The therapeutic practice I host grows directly from a dedication to healing that has sustained my ability to flourish while living with and through the challenges of chronic illness for more than 40 years. In each session of Healing Counsel, I seek to share my experience and passion with you.

Here is my story in brief: I was diagnosed with acute Crohn’s disease at the age of thirteen. After a decade of relentless medicalization, steroid consumption, and incontinence, I almost died from a bleed out and a peritoneal infection that resulted from an undiagnosed small bowel perforation. Then I had a surprising healing experience: As I lay on my hospital bed getting pumped full of antibiotics and painkillers, I began to go into trances (made easier by all the drugs no doubt).

Since my mother, the communist, and my father the physical chemist were devout Jewish atheists, nothing in my life prepared me for this. I'm not sure which was more unsettling: the out-of-body near death experience or the intensity of the trances.

When I left the hospital a few months later, the surgeon who conducted the exit interview told me: “You were the sickest person I’ve operated on in 5 years who is still alive. I have no idea how you got better so quickly.” Neither did I. However, I’ve spent the last 30 years finding out.

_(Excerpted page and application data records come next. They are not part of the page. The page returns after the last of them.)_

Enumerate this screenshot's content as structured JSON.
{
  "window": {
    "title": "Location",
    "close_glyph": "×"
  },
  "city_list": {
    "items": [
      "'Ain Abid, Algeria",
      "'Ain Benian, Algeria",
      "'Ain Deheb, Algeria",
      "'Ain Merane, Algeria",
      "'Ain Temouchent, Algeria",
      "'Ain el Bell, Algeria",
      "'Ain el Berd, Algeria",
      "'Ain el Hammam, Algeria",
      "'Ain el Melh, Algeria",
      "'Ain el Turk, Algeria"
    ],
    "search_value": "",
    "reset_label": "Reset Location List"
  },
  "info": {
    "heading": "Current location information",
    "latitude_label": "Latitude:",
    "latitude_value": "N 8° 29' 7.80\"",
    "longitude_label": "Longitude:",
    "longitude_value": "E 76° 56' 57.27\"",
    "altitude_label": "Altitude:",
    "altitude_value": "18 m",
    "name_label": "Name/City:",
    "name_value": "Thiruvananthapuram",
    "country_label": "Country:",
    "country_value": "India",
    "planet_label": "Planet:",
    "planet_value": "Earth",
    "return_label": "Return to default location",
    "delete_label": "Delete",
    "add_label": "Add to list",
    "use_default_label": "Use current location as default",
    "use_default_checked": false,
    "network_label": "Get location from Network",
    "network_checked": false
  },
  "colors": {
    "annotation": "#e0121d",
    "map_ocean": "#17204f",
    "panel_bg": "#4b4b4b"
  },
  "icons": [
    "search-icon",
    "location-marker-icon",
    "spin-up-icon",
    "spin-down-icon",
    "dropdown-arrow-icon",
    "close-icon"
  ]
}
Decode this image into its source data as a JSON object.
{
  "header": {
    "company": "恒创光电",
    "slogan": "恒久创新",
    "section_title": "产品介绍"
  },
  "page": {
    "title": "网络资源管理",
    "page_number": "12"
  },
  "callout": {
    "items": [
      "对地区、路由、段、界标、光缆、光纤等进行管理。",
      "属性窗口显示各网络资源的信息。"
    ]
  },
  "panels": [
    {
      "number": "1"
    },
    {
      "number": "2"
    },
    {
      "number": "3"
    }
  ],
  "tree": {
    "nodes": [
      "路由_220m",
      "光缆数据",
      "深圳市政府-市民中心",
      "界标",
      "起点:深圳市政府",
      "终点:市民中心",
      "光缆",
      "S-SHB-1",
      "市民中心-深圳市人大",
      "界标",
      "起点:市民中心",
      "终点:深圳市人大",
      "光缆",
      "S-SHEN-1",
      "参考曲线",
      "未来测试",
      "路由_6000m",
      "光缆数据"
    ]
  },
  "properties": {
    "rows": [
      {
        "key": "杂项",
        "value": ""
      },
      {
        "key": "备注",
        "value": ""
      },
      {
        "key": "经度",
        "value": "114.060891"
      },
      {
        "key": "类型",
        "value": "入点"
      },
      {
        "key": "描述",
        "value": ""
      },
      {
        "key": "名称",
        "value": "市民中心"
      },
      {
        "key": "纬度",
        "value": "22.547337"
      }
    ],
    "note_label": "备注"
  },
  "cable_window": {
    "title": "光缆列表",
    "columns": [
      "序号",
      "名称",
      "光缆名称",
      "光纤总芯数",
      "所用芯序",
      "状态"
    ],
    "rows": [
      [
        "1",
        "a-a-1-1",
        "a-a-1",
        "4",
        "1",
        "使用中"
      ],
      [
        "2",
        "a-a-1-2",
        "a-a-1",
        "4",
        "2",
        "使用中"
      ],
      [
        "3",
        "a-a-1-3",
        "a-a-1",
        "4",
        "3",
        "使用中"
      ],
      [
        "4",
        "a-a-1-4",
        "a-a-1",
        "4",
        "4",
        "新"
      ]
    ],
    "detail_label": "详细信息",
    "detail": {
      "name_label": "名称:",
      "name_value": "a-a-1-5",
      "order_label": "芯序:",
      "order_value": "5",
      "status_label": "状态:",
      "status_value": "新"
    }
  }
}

In all this time, I have not had another acute episode of Crohn’s (sound of wood knocking) … though of course shit still happens from time to time.


Once I determined that I needed to find other ways to live if I did not want to repeat almost dying from Crohn’s, teachers began presenting themselves to me, just at the moments when I needed them, and just when I was most open to learning from them.

The first of these was Rachel Remen, now clinical professor of family medicine at UCSF medical school, co-founder of Commonweal Cancer Help Program, and best selling author of Kitchen Table Wisdom and My Grandfather’s Blessings. Rachel opened many doors for me. With her guidance, I explored the Feldenkrais technique (a somatic method for cultivating our entangled neurological and muscular-skeletal capacities) with Chloe Scott and others, while simultaneously studying with Philip Brooks, a Psychosynthesis practitioner.

Pychosynthesis is a transpersonal psychology developed by Italian psychiatrist and Psychoanalyst Roberto Assagoli. It holds that not only are we are more than we know, but we are more than we can even know. It also affirms that in a care-full therapeutic container, these unknown potentials can incubate and grow into new aspects of our selves. I worked with Philip for 5 years and completed the 2-year training at the Psychosynthesis Institute of San Francisco.

This preparation enabled me to embrace the profound work of Emilie Conrad and Susan Harper who seeded and tended the movement-meditation practice of Continuum.  Through Continuum I discovered that the living-organisms-that-we-are flourish and heal best when embraced within a loving field of care and concern.   Continuum teaches that we enhance this field when we move passionately and compassionately with each another.  It strives both to overcome the cultural limits that unnecessarily restrict our vital potential and to heal the wounds we suffer while living in such a crazy world. I have practiced Continuum for 30 years.


In addition to studying with these root teachers, I received a Ph.D. in Modern Thought from Stanford University in 1988 and have been teaching at Rutgers University ever since. I am currently a professor in the Department of Women’s and Gender Studies where I work with both undergraduate and graduate students.

As a teacher-scholar, I concentrate on showing that (and how) the ways we make sense of the world inform the ways that we make the world. My classes elucidate the shifting histories of what “being human” has meant in order to encourage students to think about what it means “to be” human in our unsettling epoch.

In 2012 I received the Graduate School’s Teaching Excellence Award for the impact of my teaching on future teacher-scholars in the Academy.

I have written two books, published by major academic presses. Each explores how a concept that now seems self-evident (“homosexuality” in one case and “immunity” in the other) first came to make sense at the end of the 19th century, fundamentally changing the ways we understand our lives--and therefore live--as humans. I am currently finishing a new book, Shit Happens: Ruminations on Human Healing, that links my intellectual interests to my passion for healing.